[Records from a dataset]
━━━━━━━━━━━━━━━━━━━━
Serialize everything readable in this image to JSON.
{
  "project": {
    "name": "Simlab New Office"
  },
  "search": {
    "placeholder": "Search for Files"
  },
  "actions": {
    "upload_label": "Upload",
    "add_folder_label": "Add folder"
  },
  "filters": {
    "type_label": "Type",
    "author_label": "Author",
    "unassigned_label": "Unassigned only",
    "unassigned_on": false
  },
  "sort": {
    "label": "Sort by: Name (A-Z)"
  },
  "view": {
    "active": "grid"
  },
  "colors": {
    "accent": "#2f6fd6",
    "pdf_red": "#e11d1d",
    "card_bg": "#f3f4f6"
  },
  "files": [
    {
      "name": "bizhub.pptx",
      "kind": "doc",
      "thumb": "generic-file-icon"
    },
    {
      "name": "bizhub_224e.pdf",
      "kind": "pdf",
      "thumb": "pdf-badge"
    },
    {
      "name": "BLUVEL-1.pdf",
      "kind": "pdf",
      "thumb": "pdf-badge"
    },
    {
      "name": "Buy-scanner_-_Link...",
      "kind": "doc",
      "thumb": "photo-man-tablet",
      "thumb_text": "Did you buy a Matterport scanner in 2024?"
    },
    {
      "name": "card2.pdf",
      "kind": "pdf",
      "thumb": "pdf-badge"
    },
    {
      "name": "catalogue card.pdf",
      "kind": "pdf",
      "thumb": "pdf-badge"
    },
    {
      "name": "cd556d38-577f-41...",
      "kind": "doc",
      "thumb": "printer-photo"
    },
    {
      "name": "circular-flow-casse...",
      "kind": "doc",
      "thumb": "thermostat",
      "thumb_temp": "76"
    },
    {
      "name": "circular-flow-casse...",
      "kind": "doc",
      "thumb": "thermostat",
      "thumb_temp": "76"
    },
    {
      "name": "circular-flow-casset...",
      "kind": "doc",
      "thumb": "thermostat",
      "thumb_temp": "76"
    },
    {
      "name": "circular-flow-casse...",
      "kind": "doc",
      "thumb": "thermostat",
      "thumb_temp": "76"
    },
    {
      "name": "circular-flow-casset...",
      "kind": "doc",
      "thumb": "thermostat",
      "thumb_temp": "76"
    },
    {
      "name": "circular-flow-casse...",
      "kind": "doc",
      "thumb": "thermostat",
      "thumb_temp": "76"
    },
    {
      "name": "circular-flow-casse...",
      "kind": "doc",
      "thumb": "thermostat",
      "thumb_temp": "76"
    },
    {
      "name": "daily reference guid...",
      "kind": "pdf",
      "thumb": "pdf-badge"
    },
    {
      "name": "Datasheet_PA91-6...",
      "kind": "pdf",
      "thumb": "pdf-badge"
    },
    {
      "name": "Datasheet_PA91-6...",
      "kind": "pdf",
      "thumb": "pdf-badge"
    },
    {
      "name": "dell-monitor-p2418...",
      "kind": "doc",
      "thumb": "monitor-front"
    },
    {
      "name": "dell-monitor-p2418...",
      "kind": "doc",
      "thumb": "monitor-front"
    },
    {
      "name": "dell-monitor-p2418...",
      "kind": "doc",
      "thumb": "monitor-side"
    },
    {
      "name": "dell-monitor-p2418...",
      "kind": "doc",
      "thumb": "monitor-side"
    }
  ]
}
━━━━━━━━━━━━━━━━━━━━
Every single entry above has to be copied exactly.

Serialize everything readable in this image to JSON.
{
  "project": {
    "name": "Simlab New Office"
  },
  "search": {
    "placeholder": "Search for Files"
  },
  "actions": {
    "upload_label": "Upload",
    "add_folder_label": "Add folder"
  },
  "filters": {
    "type_label": "Type",
    "author_label": "Author",
    "unassigned_label": "Unassigned only",
    "unassigned_on": false
  },
  "sort": {
    "label": "Sort by: Name (A-Z)"
  },
  "view": {
    "active": "grid"
  },
  "colors": {
    "accent": "#2f6fd6",
    "pdf_red": "#e11d1d",
    "card_bg": "#f3f4f6"
  },
  "files": [
    {
      "name": "bizhub.pptx",
      "kind": "doc",
      "thumb": "generic-file-icon"
    },
    {
      "name": "bizhub_224e.pdf",
      "kind": "pdf",
      "thumb": "pdf-badge"
    },
    {
      "name": "BLUVEL-1.pdf",
      "kind": "pdf",
      "thumb": "pdf-badge"
    },
    {
      "name": "Buy-scanner_-_Link...",
      "kind": "doc",
      "thumb": "photo-man-tablet",
      "thumb_text": "Did you buy a Matterport scanner in 2024?"
    },
    {
      "name": "card2.pdf",
      "kind": "pdf",
      "thumb": "pdf-badge"
    },
    {
      "name": "catalogue card.pdf",
      "kind": "pdf",
      "thumb": "pdf-badge"
    },
    {
      "name": "cd556d38-577f-41...",
      "kind": "doc",
      "thumb": "printer-photo"
    },
    {
      "name": "circular-flow-casse...",
      "kind": "doc",
      "thumb": "thermostat",
      "thumb_temp": "76"
    },
    {
      "name": "circular-flow-casse...",
      "kind": "doc",
      "thumb": "thermostat",
      "thumb_temp": "76"
    },
    {
      "name": "circular-flow-casset...",
      "kind": "doc",
      "thumb": "thermostat",
      "thumb_temp": "76"
    },
    {
      "name": "circular-flow-casse...",
      "kind": "doc",
      "thumb": "thermostat",
      "thumb_temp": "76"
    },
    {
      "name": "circular-flow-casset...",
      "kind": "doc",
      "thumb": "thermostat",
      "thumb_temp": "76"
    },
    {
      "name": "circular-flow-casse...",
      "kind": "doc",
      "thumb": "thermostat",
      "thumb_temp": "76"
    },
    {
      "name": "circular-flow-casse...",
      "kind": "doc",
      "thumb": "thermostat",
      "thumb_temp": "76"
    },
    {
      "name": "daily reference guid...",
      "kind": "pdf",
      "thumb": "pdf-badge"
    },
    {
      "name": "Datasheet_PA91-6...",
      "kind": "pdf",
      "thumb": "pdf-badge"
    },
    {
      "name": "Datasheet_PA91-6...",
      "kind": "pdf",
      "thumb": "pdf-badge"
    },
    {
      "name": "dell-monitor-p2418...",
      "kind": "doc",
      "thumb": "monitor-front"
    },
    {
      "name": "dell-monitor-p2418...",
      "kind": "doc",
      "thumb": "monitor-front"
    },
    {
      "name": "dell-monitor-p2418...",
      "kind": "doc",
      "thumb": "monitor-side"
    },
    {
      "name": "dell-monitor-p2418...",
      "kind": "doc",
      "thumb": "monitor-side"
    }
  ]
}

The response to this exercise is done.